Fashion derives beauty from how it exists equally and simultaneously in both the second and third dimensions. An article of clothing can be simplified to two dimensional shapes, cut out from fabric, and attached to one another at their edges to make something three dimensional. But while the garment transitions into the third dimension, it holds scars of its previous two dimensional form in its seams. For my sustained investigation, I sought out to find what qualities a piece of clothing gains when new shapes are deliberately added to a garment.
Each piece starts as a sketch. Sometimes it’s abstract shapes, overlapping and interacting with one another. These inspire the design, where my style of sketching is heavily focused on the two dimensional seams, lines, flaps, and openings of the garment, rather than how it may interact with and fall on the body. I become less concerned with maximizing the functionality of a garment, and more interested in how I can play with certain elements of basic pieces to create new shapes. Sometimes it’s repeating motifs such as cuffs, flaps, and openings on a jacket. Other times it’s introducing new shapes and curves typically not seen in the basic garment.

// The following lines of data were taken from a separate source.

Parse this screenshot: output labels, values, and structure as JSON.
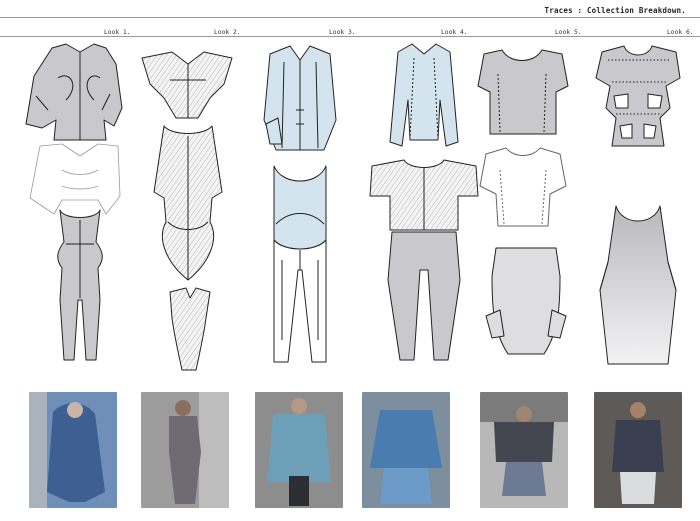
{
  "header": {
    "title": "Traces : Collection Breakdown."
  },
  "looks": [
    {
      "label": "Look 1."
    },
    {
      "label": "Look 2."
    },
    {
      "label": "Look 3."
    },
    {
      "label": "Look 4."
    },
    {
      "label": "Look 5."
    },
    {
      "label": "Look 6."
    }
  ],
  "colors": {
    "grey_fill": "#c9c8cc",
    "blue_fill": "#d4e4ee",
    "light_grey": "#dedde0",
    "line": "#222222"
  }
}
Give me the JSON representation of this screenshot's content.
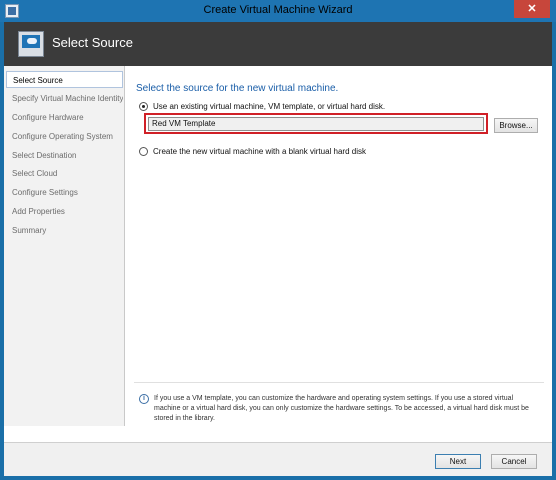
{
  "window": {
    "title": "Create Virtual Machine Wizard",
    "close_label": "✕"
  },
  "banner": {
    "title": "Select Source"
  },
  "nav": {
    "items": [
      {
        "label": "Select Source",
        "active": true
      },
      {
        "label": "Specify Virtual Machine Identity",
        "active": false
      },
      {
        "label": "Configure Hardware",
        "active": false
      },
      {
        "label": "Configure Operating System",
        "active": false
      },
      {
        "label": "Select Destination",
        "active": false
      },
      {
        "label": "Select Cloud",
        "active": false
      },
      {
        "label": "Configure Settings",
        "active": false
      },
      {
        "label": "Add Properties",
        "active": false
      },
      {
        "label": "Summary",
        "active": false
      }
    ]
  },
  "main": {
    "heading": "Select the source for the new virtual machine.",
    "option_existing": {
      "label": "Use an existing virtual machine, VM template, or virtual hard disk.",
      "selected": true
    },
    "source_field": {
      "value": "Red VM Template"
    },
    "browse_label": "Browse...",
    "option_blank": {
      "label": "Create the new virtual machine with a blank virtual hard disk",
      "selected": false
    },
    "info_text": "If you use a VM template, you can customize the hardware and operating system settings. If you use a stored virtual machine or a virtual hard disk, you can only customize the hardware settings. To be accessed, a virtual hard disk must be stored in the library."
  },
  "footer": {
    "next_label": "Next",
    "cancel_label": "Cancel"
  },
  "colors": {
    "title_bar": "#1e74b2",
    "banner": "#3b3b3b",
    "heading": "#1a5ea8",
    "highlight": "#d02027",
    "close": "#c7463b"
  },
  "icons": [
    "app-icon",
    "wizard-icon",
    "info-icon",
    "close-icon"
  ]
}
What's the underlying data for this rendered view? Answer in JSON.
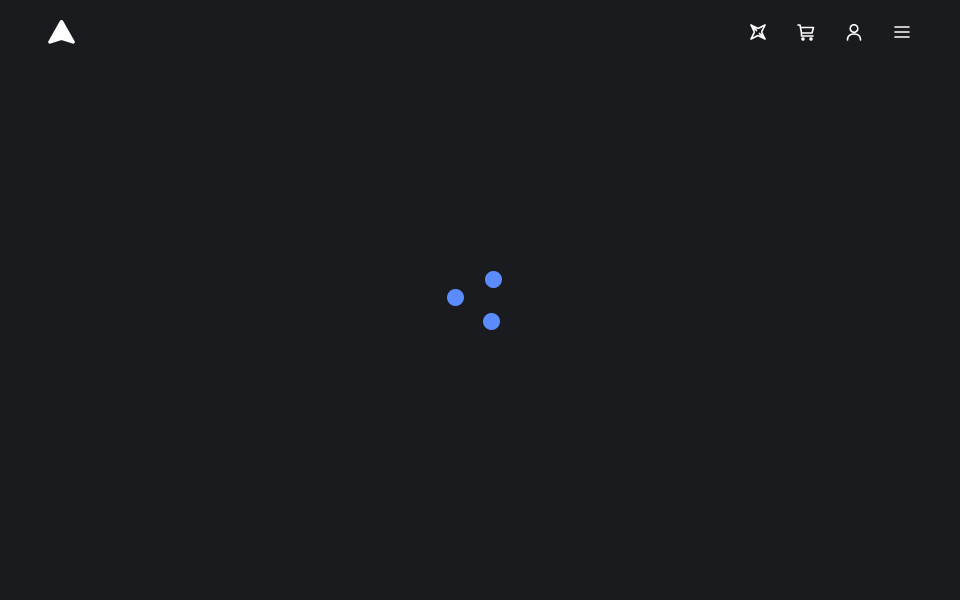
{
  "header": {
    "logo": {
      "icon": "logo-arrow-icon"
    },
    "nav": [
      {
        "name": "explore-button",
        "icon": "expand-arrows-icon"
      },
      {
        "name": "cart-button",
        "icon": "cart-icon"
      },
      {
        "name": "account-button",
        "icon": "user-icon"
      },
      {
        "name": "menu-button",
        "icon": "hamburger-icon"
      }
    ]
  },
  "loader": {
    "state": "loading",
    "dot_count": 3
  },
  "colors": {
    "background": "#1a1b1e",
    "icon": "#ffffff",
    "accent": "#5b8cff"
  }
}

Ultimately I try to allow the viewer to see clothes the way I see it: shapes.